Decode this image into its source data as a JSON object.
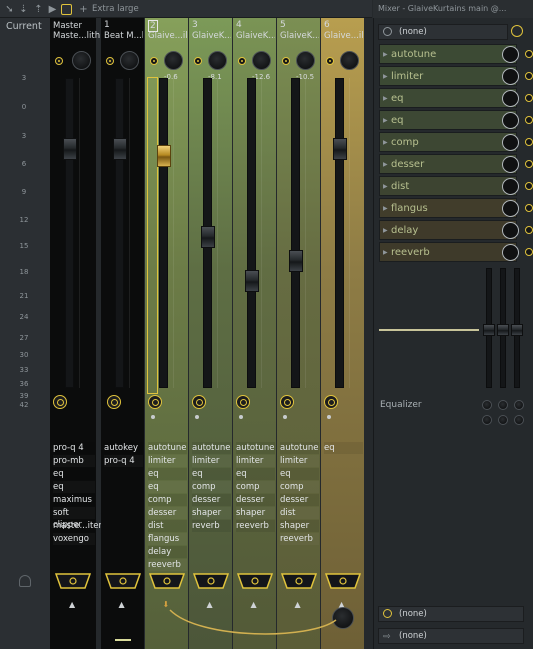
{
  "toolbar": {
    "size_label": "Extra large",
    "icons": [
      "arrow-right-icon",
      "arrow-down-icon",
      "arrow-up-icon",
      "play-step-icon",
      "layout-icon",
      "plus-icon"
    ]
  },
  "window": {
    "title": "Mixer - GlaiveKurtains main @..."
  },
  "left_label": {
    "current": "Current",
    "scale": [
      "3",
      "0",
      "3",
      "6",
      "9",
      "12",
      "15",
      "18",
      "21",
      "24",
      "27",
      "30",
      "33",
      "36",
      "39",
      "42"
    ]
  },
  "strips": [
    {
      "num": "",
      "name": "Master",
      "sub": "Maste...lith",
      "pan": "",
      "fx": [
        "pro-q 4",
        "pro-mb",
        "eq",
        "eq",
        "maximus",
        "soft clipper",
        "maste...iter",
        "voxengo"
      ]
    },
    {
      "num": "1",
      "name": "Beat M...lith",
      "sub": "",
      "pan": "",
      "fx": [
        "autokey",
        "pro-q 4"
      ]
    },
    {
      "num": "2",
      "name": "Glaive...ilith",
      "sub": "",
      "pan": "-0.6",
      "fx": [
        "autotune",
        "limiter",
        "eq",
        "eq",
        "comp",
        "desser",
        "dist",
        "flangus",
        "delay",
        "reeverb"
      ]
    },
    {
      "num": "3",
      "name": "GlaiveK...lith",
      "sub": "",
      "pan": "-8.1",
      "fx": [
        "autotune",
        "limiter",
        "eq",
        "comp",
        "desser",
        "shaper",
        "reverb"
      ]
    },
    {
      "num": "4",
      "name": "GlaiveK...lith",
      "sub": "",
      "pan": "-12.6",
      "fx": [
        "autotune",
        "limiter",
        "eq",
        "comp",
        "desser",
        "shaper",
        "reeverb"
      ]
    },
    {
      "num": "5",
      "name": "GlaiveK...lith",
      "sub": "",
      "pan": "-10.5",
      "fx": [
        "autotune",
        "limiter",
        "eq",
        "comp",
        "desser",
        "dist",
        "shaper",
        "reeverb"
      ]
    },
    {
      "num": "6",
      "name": "Glaive...ilith",
      "sub": "",
      "pan": "",
      "fx": [
        "eq"
      ]
    }
  ],
  "right_panel": {
    "input_select": "(none)",
    "slots": [
      "autotune",
      "limiter",
      "eq",
      "eq",
      "comp",
      "desser",
      "dist",
      "flangus",
      "delay",
      "reeverb"
    ],
    "equalizer_label": "Equalizer",
    "output_top": "(none)",
    "output_bottom": "(none)"
  },
  "colors": {
    "accent": "#e0c33c",
    "selected_strip": "#7e8f55"
  }
}
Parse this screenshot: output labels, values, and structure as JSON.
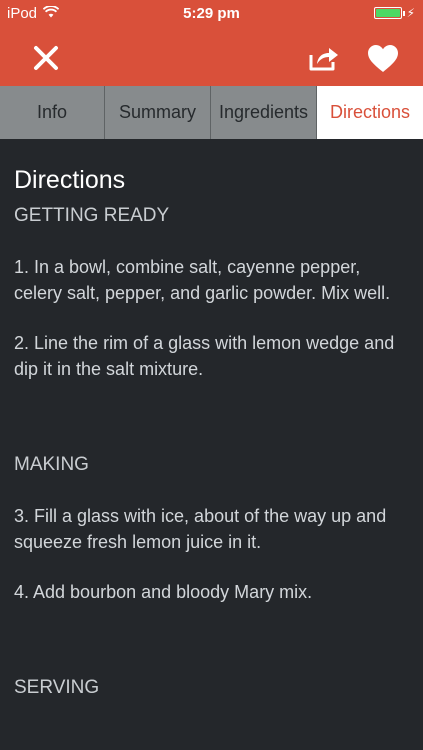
{
  "status_bar": {
    "carrier": "iPod",
    "time": "5:29 pm",
    "battery_level": 1.0
  },
  "navbar": {
    "close_icon": "close-icon",
    "share_icon": "share-icon",
    "favorite_icon": "heart-icon"
  },
  "tabs": [
    {
      "label": "Info",
      "active": false
    },
    {
      "label": "Summary",
      "active": false
    },
    {
      "label": "Ingredients",
      "active": false
    },
    {
      "label": "Directions",
      "active": true
    }
  ],
  "content": {
    "title": "Directions",
    "sections": [
      {
        "heading": "GETTING READY",
        "steps": [
          "1. In a bowl, combine salt, cayenne pepper, celery salt, pepper, and garlic powder. Mix well.",
          "2. Line the rim of a glass with lemon wedge and dip it in the salt mixture."
        ]
      },
      {
        "heading": "MAKING",
        "steps": [
          "3. Fill a glass with ice, about  of the way up and squeeze fresh lemon juice in it.",
          "4. Add bourbon and bloody Mary mix."
        ]
      },
      {
        "heading": "SERVING",
        "steps": []
      }
    ]
  },
  "colors": {
    "accent": "#d9503a",
    "background": "#24272b",
    "tab_inactive": "#878b8d",
    "battery": "#4cd964"
  }
}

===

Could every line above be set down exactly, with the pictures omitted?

◆ Answer to the exercise
Decode this image into its source data as a JSON object.
{
  "toolbar": {
    "size_label": "Extra large",
    "icons": [
      "arrow-right-icon",
      "arrow-down-icon",
      "arrow-up-icon",
      "play-step-icon",
      "layout-icon",
      "plus-icon"
    ]
  },
  "window": {
    "title": "Mixer - GlaiveKurtains main @..."
  },
  "left_label": {
    "current": "Current",
    "scale": [
      "3",
      "0",
      "3",
      "6",
      "9",
      "12",
      "15",
      "18",
      "21",
      "24",
      "27",
      "30",
      "33",
      "36",
      "39",
      "42"
    ]
  },
  "strips": [
    {
      "num": "",
      "name": "Master",
      "sub": "Maste...lith",
      "pan": "",
      "fx": [
        "pro-q 4",
        "pro-mb",
        "eq",
        "eq",
        "maximus",
        "soft clipper",
        "maste...iter",
        "voxengo"
      ]
    },
    {
      "num": "1",
      "name": "Beat M...lith",
      "sub": "",
      "pan": "",
      "fx": [
        "autokey",
        "pro-q 4"
      ]
    },
    {
      "num": "2",
      "name": "Glaive...ilith",
      "sub": "",
      "pan": "-0.6",
      "fx": [
        "autotune",
        "limiter",
        "eq",
        "eq",
        "comp",
        "desser",
        "dist",
        "flangus",
        "delay",
        "reeverb"
      ]
    },
    {
      "num": "3",
      "name": "GlaiveK...lith",
      "sub": "",
      "pan": "-8.1",
      "fx": [
        "autotune",
        "limiter",
        "eq",
        "comp",
        "desser",
        "shaper",
        "reverb"
      ]
    },
    {
      "num": "4",
      "name": "GlaiveK...lith",
      "sub": "",
      "pan": "-12.6",
      "fx": [
        "autotune",
        "limiter",
        "eq",
        "comp",
        "desser",
        "shaper",
        "reeverb"
      ]
    },
    {
      "num": "5",
      "name": "GlaiveK...lith",
      "sub": "",
      "pan": "-10.5",
      "fx": [
        "autotune",
        "limiter",
        "eq",
        "comp",
        "desser",
        "dist",
        "shaper",
        "reeverb"
      ]
    },
    {
      "num": "6",
      "name": "Glaive...ilith",
      "sub": "",
      "pan": "",
      "fx": [
        "eq"
      ]
    }
  ],
  "right_panel": {
    "input_select": "(none)",
    "slots": [
      "autotune",
      "limiter",
      "eq",
      "eq",
      "comp",
      "desser",
      "dist",
      "flangus",
      "delay",
      "reeverb"
    ],
    "equalizer_label": "Equalizer",
    "output_top": "(none)",
    "output_bottom": "(none)"
  },
  "colors": {
    "accent": "#e0c33c",
    "selected_strip": "#7e8f55"
  }
}
Parse this screenshot: output labels, values, and structure as JSON.
{
  "status_bar": {
    "carrier": "iPod",
    "time": "5:29 pm",
    "battery_level": 1.0
  },
  "navbar": {
    "close_icon": "close-icon",
    "share_icon": "share-icon",
    "favorite_icon": "heart-icon"
  },
  "tabs": [
    {
      "label": "Info",
      "active": false
    },
    {
      "label": "Summary",
      "active": false
    },
    {
      "label": "Ingredients",
      "active": false
    },
    {
      "label": "Directions",
      "active": true
    }
  ],
  "content": {
    "title": "Directions",
    "sections": [
      {
        "heading": "GETTING READY",
        "steps": [
          "1. In a bowl, combine salt, cayenne pepper, celery salt, pepper, and garlic powder. Mix well.",
          "2. Line the rim of a glass with lemon wedge and dip it in the salt mixture."
        ]
      },
      {
        "heading": "MAKING",
        "steps": [
          "3. Fill a glass with ice, about  of the way up and squeeze fresh lemon juice in it.",
          "4. Add bourbon and bloody Mary mix."
        ]
      },
      {
        "heading": "SERVING",
        "steps": []
      }
    ]
  },
  "colors": {
    "accent": "#d9503a",
    "background": "#24272b",
    "tab_inactive": "#878b8d",
    "battery": "#4cd964"
  }
}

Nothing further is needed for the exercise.